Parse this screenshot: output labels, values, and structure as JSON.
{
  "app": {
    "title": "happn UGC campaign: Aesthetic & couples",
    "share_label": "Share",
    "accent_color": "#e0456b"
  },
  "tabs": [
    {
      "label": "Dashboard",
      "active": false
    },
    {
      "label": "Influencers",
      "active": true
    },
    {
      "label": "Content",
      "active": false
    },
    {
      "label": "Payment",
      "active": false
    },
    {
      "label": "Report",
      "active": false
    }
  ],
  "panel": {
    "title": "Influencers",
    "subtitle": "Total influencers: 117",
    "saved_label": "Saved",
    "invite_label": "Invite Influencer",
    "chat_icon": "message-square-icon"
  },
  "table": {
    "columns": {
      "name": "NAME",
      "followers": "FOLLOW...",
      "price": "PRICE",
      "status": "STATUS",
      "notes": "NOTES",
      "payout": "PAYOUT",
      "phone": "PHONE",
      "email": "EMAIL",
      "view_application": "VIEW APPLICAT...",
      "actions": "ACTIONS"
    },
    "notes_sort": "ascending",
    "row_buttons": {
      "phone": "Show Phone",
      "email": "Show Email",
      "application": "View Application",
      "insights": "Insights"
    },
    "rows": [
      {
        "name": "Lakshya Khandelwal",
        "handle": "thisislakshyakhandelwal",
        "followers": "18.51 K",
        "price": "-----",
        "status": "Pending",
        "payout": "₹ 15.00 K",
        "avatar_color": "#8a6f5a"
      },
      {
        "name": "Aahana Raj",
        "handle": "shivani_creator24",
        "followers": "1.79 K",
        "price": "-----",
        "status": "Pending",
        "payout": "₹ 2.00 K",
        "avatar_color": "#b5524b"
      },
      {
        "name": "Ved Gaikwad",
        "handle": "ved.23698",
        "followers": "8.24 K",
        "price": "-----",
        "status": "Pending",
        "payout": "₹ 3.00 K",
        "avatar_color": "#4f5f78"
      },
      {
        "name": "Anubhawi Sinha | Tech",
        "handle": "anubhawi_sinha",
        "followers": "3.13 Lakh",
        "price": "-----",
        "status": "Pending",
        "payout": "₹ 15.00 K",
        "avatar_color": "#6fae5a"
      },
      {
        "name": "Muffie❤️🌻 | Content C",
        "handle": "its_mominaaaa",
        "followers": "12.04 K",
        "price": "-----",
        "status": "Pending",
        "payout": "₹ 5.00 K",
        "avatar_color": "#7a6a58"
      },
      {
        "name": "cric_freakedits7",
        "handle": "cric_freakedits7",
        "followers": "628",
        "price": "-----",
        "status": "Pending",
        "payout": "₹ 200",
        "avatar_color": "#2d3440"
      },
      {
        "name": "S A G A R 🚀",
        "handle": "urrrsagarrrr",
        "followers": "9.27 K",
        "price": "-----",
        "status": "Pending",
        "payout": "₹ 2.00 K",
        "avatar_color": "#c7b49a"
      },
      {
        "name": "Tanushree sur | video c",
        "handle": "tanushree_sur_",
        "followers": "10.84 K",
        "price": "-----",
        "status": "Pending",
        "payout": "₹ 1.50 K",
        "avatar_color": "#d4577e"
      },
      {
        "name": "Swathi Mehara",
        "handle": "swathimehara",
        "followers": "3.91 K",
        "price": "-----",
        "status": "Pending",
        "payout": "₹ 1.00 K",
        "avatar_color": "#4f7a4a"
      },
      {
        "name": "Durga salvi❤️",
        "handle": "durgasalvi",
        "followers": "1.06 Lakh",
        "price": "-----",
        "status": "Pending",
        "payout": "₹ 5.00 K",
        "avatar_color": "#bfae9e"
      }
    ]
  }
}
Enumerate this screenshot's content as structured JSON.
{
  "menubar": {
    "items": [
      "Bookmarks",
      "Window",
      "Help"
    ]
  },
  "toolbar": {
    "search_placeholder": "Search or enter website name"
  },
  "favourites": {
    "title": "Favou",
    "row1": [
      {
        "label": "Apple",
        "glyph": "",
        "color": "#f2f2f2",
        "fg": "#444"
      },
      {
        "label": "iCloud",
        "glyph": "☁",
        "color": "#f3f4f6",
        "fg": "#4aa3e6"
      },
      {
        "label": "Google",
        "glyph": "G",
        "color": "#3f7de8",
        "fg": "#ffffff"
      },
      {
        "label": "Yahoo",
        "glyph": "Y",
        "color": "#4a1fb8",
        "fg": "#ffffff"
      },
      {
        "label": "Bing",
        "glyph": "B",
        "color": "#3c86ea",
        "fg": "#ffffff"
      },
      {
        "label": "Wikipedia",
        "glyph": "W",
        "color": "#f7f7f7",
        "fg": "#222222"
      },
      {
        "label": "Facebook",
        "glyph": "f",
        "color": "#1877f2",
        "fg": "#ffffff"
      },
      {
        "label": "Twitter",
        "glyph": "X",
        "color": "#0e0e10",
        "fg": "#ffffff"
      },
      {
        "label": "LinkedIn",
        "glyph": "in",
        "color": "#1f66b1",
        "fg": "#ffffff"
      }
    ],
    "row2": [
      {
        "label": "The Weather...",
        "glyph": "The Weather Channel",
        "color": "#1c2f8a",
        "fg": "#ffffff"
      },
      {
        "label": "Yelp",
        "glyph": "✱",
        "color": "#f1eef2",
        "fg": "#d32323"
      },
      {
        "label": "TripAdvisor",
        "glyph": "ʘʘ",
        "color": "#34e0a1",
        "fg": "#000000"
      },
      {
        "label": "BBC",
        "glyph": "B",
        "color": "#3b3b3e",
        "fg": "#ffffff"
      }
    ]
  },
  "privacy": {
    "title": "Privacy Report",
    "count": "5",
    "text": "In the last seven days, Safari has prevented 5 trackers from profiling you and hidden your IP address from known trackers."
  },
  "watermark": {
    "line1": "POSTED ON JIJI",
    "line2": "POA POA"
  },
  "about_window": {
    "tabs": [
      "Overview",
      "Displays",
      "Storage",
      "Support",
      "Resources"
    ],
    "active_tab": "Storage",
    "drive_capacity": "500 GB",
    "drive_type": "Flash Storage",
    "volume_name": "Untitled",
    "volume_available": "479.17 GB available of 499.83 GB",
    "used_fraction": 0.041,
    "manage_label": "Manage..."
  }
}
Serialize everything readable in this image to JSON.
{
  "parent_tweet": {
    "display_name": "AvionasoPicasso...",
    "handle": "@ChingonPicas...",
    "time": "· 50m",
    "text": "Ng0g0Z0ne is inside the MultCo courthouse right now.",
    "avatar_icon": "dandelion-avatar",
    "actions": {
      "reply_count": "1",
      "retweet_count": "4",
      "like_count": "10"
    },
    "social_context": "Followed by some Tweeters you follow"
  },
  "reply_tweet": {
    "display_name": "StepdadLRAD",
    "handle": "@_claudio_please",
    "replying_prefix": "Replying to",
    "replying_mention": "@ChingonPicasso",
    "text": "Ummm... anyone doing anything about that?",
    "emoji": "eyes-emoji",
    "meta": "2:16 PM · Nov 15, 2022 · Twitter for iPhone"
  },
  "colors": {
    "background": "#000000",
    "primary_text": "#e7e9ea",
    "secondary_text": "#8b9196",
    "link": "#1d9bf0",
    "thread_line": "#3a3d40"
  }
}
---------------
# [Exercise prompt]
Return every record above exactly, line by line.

# [Result of the exercise]
Parse this screenshot: output labels, values, and structure as JSON.
{
  "app": {
    "title": "happn UGC campaign: Aesthetic & couples",
    "share_label": "Share",
    "accent_color": "#e0456b"
  },
  "tabs": [
    {
      "label": "Dashboard",
      "active": false
    },
    {
      "label": "Influencers",
      "active": true
    },
    {
      "label": "Content",
      "active": false
    },
    {
      "label": "Payment",
      "active": false
    },
    {
      "label": "Report",
      "active": false
    }
  ],
  "panel": {
    "title": "Influencers",
    "subtitle": "Total influencers: 117",
    "saved_label": "Saved",
    "invite_label": "Invite Influencer",
    "chat_icon": "message-square-icon"
  },
  "table": {
    "columns": {
      "name": "NAME",
      "followers": "FOLLOW...",
      "price": "PRICE",
      "status": "STATUS",
      "notes": "NOTES",
      "payout": "PAYOUT",
      "phone": "PHONE",
      "email": "EMAIL",
      "view_application": "VIEW APPLICAT...",
      "actions": "ACTIONS"
    },
    "notes_sort": "ascending",
    "row_buttons": {
      "phone": "Show Phone",
      "email": "Show Email",
      "application": "View Application",
      "insights": "Insights"
    },
    "rows": [
      {
        "name": "Lakshya Khandelwal",
        "handle": "thisislakshyakhandelwal",
        "followers": "18.51 K",
        "price": "-----",
        "status": "Pending",
        "payout": "₹ 15.00 K",
        "avatar_color": "#8a6f5a"
      },
      {
        "name": "Aahana Raj",
        "handle": "shivani_creator24",
        "followers": "1.79 K",
        "price": "-----",
        "status": "Pending",
        "payout": "₹ 2.00 K",
        "avatar_color": "#b5524b"
      },
      {
        "name": "Ved Gaikwad",
        "handle": "ved.23698",
        "followers": "8.24 K",
        "price": "-----",
        "status": "Pending",
        "payout": "₹ 3.00 K",
        "avatar_color": "#4f5f78"
      },
      {
        "name": "Anubhawi Sinha | Tech",
        "handle": "anubhawi_sinha",
        "followers": "3.13 Lakh",
        "price": "-----",
        "status": "Pending",
        "payout": "₹ 15.00 K",
        "avatar_color": "#6fae5a"
      },
      {
        "name": "Muffie❤️🌻 | Content C",
        "handle": "its_mominaaaa",
        "followers": "12.04 K",
        "price": "-----",
        "status": "Pending",
        "payout": "₹ 5.00 K",
        "avatar_color": "#7a6a58"
      },
      {
        "name": "cric_freakedits7",
        "handle": "cric_freakedits7",
        "followers": "628",
        "price": "-----",
        "status": "Pending",
        "payout": "₹ 200",
        "avatar_color": "#2d3440"
      },
      {
        "name": "S A G A R 🚀",
        "handle": "urrrsagarrrr",
        "followers": "9.27 K",
        "price": "-----",
        "status": "Pending",
        "payout": "₹ 2.00 K",
        "avatar_color": "#c7b49a"
      },
      {
        "name": "Tanushree sur | video c",
        "handle": "tanushree_sur_",
        "followers": "10.84 K",
        "price": "-----",
        "status": "Pending",
        "payout": "₹ 1.50 K",
        "avatar_color": "#d4577e"
      },
      {
        "name": "Swathi Mehara",
        "handle": "swathimehara",
        "followers": "3.91 K",
        "price": "-----",
        "status": "Pending",
        "payout": "₹ 1.00 K",
        "avatar_color": "#4f7a4a"
      },
      {
        "name": "Durga salvi❤️",
        "handle": "durgasalvi",
        "followers": "1.06 Lakh",
        "price": "-----",
        "status": "Pending",
        "payout": "₹ 5.00 K",
        "avatar_color": "#bfae9e"
      }
    ]
  }
}
Enumerate this screenshot's content as structured JSON.
{
  "menubar": {
    "items": [
      "Bookmarks",
      "Window",
      "Help"
    ]
  },
  "toolbar": {
    "search_placeholder": "Search or enter website name"
  },
  "favourites": {
    "title": "Favou",
    "row1": [
      {
        "label": "Apple",
        "glyph": "",
        "color": "#f2f2f2",
        "fg": "#444"
      },
      {
        "label": "iCloud",
        "glyph": "☁",
        "color": "#f3f4f6",
        "fg": "#4aa3e6"
      },
      {
        "label": "Google",
        "glyph": "G",
        "color": "#3f7de8",
        "fg": "#ffffff"
      },
      {
        "label": "Yahoo",
        "glyph": "Y",
        "color": "#4a1fb8",
        "fg": "#ffffff"
      },
      {
        "label": "Bing",
        "glyph": "B",
        "color": "#3c86ea",
        "fg": "#ffffff"
      },
      {
        "label": "Wikipedia",
        "glyph": "W",
        "color": "#f7f7f7",
        "fg": "#222222"
      },
      {
        "label": "Facebook",
        "glyph": "f",
        "color": "#1877f2",
        "fg": "#ffffff"
      },
      {
        "label": "Twitter",
        "glyph": "X",
        "color": "#0e0e10",
        "fg": "#ffffff"
      },
      {
        "label": "LinkedIn",
        "glyph": "in",
        "color": "#1f66b1",
        "fg": "#ffffff"
      }
    ],
    "row2": [
      {
        "label": "The Weather...",
        "glyph": "The Weather Channel",
        "color": "#1c2f8a",
        "fg": "#ffffff"
      },
      {
        "label": "Yelp",
        "glyph": "✱",
        "color": "#f1eef2",
        "fg": "#d32323"
      },
      {
        "label": "TripAdvisor",
        "glyph": "ʘʘ",
        "color": "#34e0a1",
        "fg": "#000000"
      },
      {
        "label": "BBC",
        "glyph": "B",
        "color": "#3b3b3e",
        "fg": "#ffffff"
      }
    ]
  },
  "privacy": {
    "title": "Privacy Report",
    "count": "5",
    "text": "In the last seven days, Safari has prevented 5 trackers from profiling you and hidden your IP address from known trackers."
  },
  "watermark": {
    "line1": "POSTED ON JIJI",
    "line2": "POA POA"
  },
  "about_window": {
    "tabs": [
      "Overview",
      "Displays",
      "Storage",
      "Support",
      "Resources"
    ],
    "active_tab": "Storage",
    "drive_capacity": "500 GB",
    "drive_type": "Flash Storage",
    "volume_name": "Untitled",
    "volume_available": "479.17 GB available of 499.83 GB",
    "used_fraction": 0.041,
    "manage_label": "Manage..."
  }
}
Serialize everything readable in this image to JSON.
{
  "parent_tweet": {
    "display_name": "AvionasoPicasso...",
    "handle": "@ChingonPicas...",
    "time": "· 50m",
    "text": "Ng0g0Z0ne is inside the MultCo courthouse right now.",
    "avatar_icon": "dandelion-avatar",
    "actions": {
      "reply_count": "1",
      "retweet_count": "4",
      "like_count": "10"
    },
    "social_context": "Followed by some Tweeters you follow"
  },
  "reply_tweet": {
    "display_name": "StepdadLRAD",
    "handle": "@_claudio_please",
    "replying_prefix": "Replying to",
    "replying_mention": "@ChingonPicasso",
    "text": "Ummm... anyone doing anything about that?",
    "emoji": "eyes-emoji",
    "meta": "2:16 PM · Nov 15, 2022 · Twitter for iPhone"
  },
  "colors": {
    "background": "#000000",
    "primary_text": "#e7e9ea",
    "secondary_text": "#8b9196",
    "link": "#1d9bf0",
    "thread_line": "#3a3d40"
  }
}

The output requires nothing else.